Chronic Care Overhaul Proposed for Medicare
It's a familiar problem for families with an elder trying to cope with chronic health conditions:
Doctors don't talk to each other, and sometimes they prescribe drugs that work at cross purposes. Nobody seems to look out for the overall health of the patient.
With chronic illnesses like heart problems, diabetes and cancer taking a toll on seniors as well as Medicare's budget, a bipartisan group of lawmakers Wednesday proposed a new approach aimed at keeping patients healthier and avoiding hospitalizations.

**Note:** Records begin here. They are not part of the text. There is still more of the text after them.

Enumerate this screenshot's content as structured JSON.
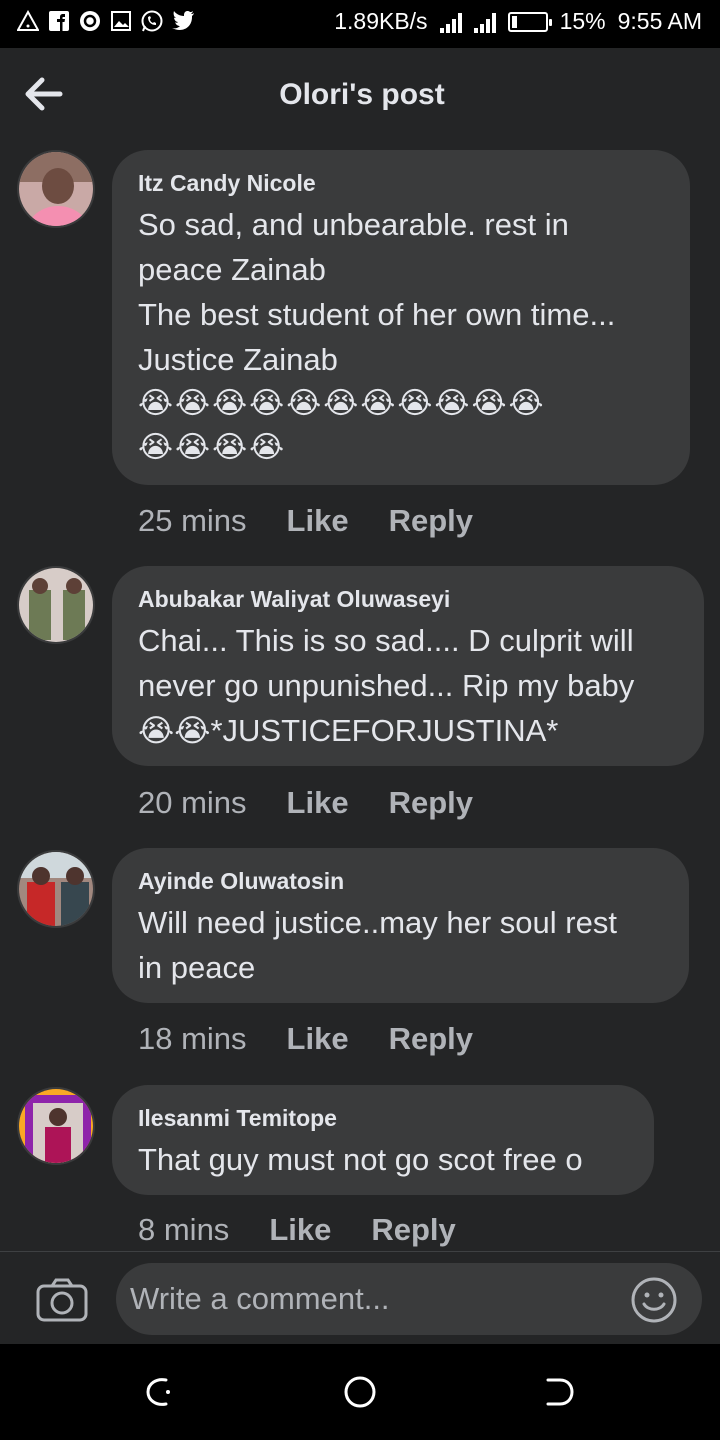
{
  "status_bar": {
    "left_icons": [
      "alert-icon",
      "facebook-icon",
      "opera-icon",
      "gallery-icon",
      "whatsapp-icon",
      "twitter-icon"
    ],
    "speed": "1.89KB/s",
    "battery_percent": "15%",
    "battery_level": 0.15,
    "time": "9:55 AM"
  },
  "header": {
    "title": "Olori's post"
  },
  "comments": [
    {
      "name": "Itz Candy Nicole",
      "text": "So sad, and unbearable. rest in\npeace Zainab\nThe best student of her own time...\nJustice Zainab",
      "emojis": [
        "😭😭😭😭😭😭😭😭😭😭😭",
        "😭😭😭😭"
      ],
      "time": "25 mins",
      "like": "Like",
      "reply": "Reply"
    },
    {
      "name": "Abubakar Waliyat Oluwaseyi",
      "text": "Chai... This is so sad.... D culprit will\nnever go unpunished... Rip my baby",
      "emoji_line": "😭😭*JUSTICEFORJUSTINA*",
      "time": "20 mins",
      "like": "Like",
      "reply": "Reply"
    },
    {
      "name": "Ayinde Oluwatosin",
      "text": "Will need justice..may her soul rest\nin peace",
      "time": "18 mins",
      "like": "Like",
      "reply": "Reply"
    },
    {
      "name": "Ilesanmi Temitope",
      "text": "That guy must not go scot free o",
      "time": "8 mins",
      "like": "Like",
      "reply": "Reply"
    }
  ],
  "composer": {
    "placeholder": "Write a comment..."
  },
  "colors": {
    "background": "#242526",
    "bubble": "#3a3b3c",
    "text": "#e4e6eb",
    "muted": "#b0b3b8"
  }
}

They're calling it the Better Care Program. Teams of doctors, nurses and social workers would get a flat fee per Medicare patient, with fewer strings attached. The goal is to improve care coordination, benefiting the patient while moving Medicare away from paying piecemeal for tests and treatments.
The legislation is being sponsored by Sen. Ron Wyden, D-Ore., expected to take over leadership of the Finance Committee, which oversees Medicare. Joining Wyden are Sen. Johnny Isakson, R-Ga., and Reps. Erik Paulsen, R-Minn., and Peter Welch, D-Vt.

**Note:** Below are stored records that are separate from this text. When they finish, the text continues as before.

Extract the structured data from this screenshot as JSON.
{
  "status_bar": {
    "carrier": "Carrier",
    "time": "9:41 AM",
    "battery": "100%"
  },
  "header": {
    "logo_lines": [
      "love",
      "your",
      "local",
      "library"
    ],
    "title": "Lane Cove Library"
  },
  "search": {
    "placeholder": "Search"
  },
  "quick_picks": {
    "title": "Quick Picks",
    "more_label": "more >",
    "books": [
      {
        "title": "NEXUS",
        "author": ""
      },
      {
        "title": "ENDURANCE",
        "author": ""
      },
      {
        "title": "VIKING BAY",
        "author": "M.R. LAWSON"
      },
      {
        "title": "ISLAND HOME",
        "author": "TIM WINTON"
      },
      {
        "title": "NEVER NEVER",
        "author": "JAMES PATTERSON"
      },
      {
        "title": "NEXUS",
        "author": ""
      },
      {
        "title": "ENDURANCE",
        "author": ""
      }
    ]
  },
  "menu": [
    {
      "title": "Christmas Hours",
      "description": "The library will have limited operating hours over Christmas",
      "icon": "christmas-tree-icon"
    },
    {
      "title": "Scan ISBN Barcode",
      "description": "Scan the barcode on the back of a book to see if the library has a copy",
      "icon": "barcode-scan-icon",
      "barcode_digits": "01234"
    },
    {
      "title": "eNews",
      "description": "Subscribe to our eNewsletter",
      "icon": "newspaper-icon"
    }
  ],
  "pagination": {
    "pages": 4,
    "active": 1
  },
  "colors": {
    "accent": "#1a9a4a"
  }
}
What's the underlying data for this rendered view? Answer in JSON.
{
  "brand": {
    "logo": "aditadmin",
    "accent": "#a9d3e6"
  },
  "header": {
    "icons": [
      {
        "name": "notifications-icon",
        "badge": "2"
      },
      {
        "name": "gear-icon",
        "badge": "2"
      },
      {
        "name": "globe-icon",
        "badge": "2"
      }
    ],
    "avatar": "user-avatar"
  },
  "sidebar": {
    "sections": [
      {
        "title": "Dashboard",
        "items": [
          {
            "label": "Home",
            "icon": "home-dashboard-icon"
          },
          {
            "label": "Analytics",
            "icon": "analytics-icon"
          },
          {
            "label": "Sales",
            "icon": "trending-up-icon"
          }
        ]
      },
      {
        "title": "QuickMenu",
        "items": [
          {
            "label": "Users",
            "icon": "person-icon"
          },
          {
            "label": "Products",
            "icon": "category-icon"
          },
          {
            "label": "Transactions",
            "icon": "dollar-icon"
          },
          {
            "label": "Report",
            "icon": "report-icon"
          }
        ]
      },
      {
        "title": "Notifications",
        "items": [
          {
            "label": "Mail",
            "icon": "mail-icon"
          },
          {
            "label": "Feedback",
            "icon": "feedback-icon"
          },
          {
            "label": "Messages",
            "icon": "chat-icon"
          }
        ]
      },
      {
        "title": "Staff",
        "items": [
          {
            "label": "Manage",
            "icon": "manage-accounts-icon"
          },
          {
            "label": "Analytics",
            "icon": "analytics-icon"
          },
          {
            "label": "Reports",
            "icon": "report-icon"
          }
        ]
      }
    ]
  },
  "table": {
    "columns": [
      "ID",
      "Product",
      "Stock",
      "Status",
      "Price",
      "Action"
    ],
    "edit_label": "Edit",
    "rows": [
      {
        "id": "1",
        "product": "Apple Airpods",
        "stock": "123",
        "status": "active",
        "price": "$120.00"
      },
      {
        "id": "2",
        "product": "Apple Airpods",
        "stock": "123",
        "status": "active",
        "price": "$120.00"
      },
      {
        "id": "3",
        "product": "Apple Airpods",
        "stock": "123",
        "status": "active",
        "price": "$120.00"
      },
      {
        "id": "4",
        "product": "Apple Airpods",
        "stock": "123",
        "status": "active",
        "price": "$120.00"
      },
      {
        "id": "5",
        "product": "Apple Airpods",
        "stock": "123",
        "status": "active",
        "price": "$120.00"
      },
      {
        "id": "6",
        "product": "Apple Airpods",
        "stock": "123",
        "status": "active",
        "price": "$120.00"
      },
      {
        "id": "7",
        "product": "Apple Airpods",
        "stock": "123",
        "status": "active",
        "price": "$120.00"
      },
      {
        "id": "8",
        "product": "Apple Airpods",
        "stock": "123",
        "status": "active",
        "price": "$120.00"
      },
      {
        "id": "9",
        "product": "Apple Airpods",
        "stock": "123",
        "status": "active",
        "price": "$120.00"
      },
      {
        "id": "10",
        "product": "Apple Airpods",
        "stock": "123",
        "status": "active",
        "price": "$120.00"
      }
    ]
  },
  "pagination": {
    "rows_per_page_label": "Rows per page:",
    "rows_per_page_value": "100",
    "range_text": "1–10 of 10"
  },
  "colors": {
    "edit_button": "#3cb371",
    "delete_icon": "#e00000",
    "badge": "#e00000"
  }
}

Wyden is calling it "chronic disease reform."
More than two-thirds of Medicare beneficiaries are dealing with two or more chronic conditions. And spending on chronic care patients accounts for more than 90 percent of the program's budget.
Finding savings through coordinated care that keeps seniors healthier has long been a holy grail for policymakers. President Barack Obama's health care law created "accountable care organizations" for Medicare, which aim to improve coordination. Lawmakers are currently overhauling the way the program pays doctors, with the goal of rewarding high-quality care.
Many doctors and hospital administrators believe that care coordination can save money and improve health. But they have struggled to prove that proposition to the Congressional Budget Office, whose experts are responsible for estimating the costs of proposed legislation. While some demonstration programs saved money, others spent more, and others ended up as a wash.
Part of the challenge is that providing better coordination itself costs money. The services of nurses and social workers are needed to keep patients from falling through the cracks. Another issue is that patients in fragile health can and do wind up in the hospital despite the best efforts of care givers to keep them at home.
The new proposal would build on the accountable care framework in the health care law. The new "better care" organizations would be paid a flat fee per patient. They would have more leeway on how to spend that money than is currently allowed under Medicare rules, for example, by charging lower copayments for certain kinds of high-value services. They would also be able to specialize in dealing with particular conditions.
Each senior who signs up with one of the groups would receive an individual care plan that would reflect their particular situation.
The plan has yet to be analyzed by the budget office, so its potential impact on Medicare's balance sheet is unclear.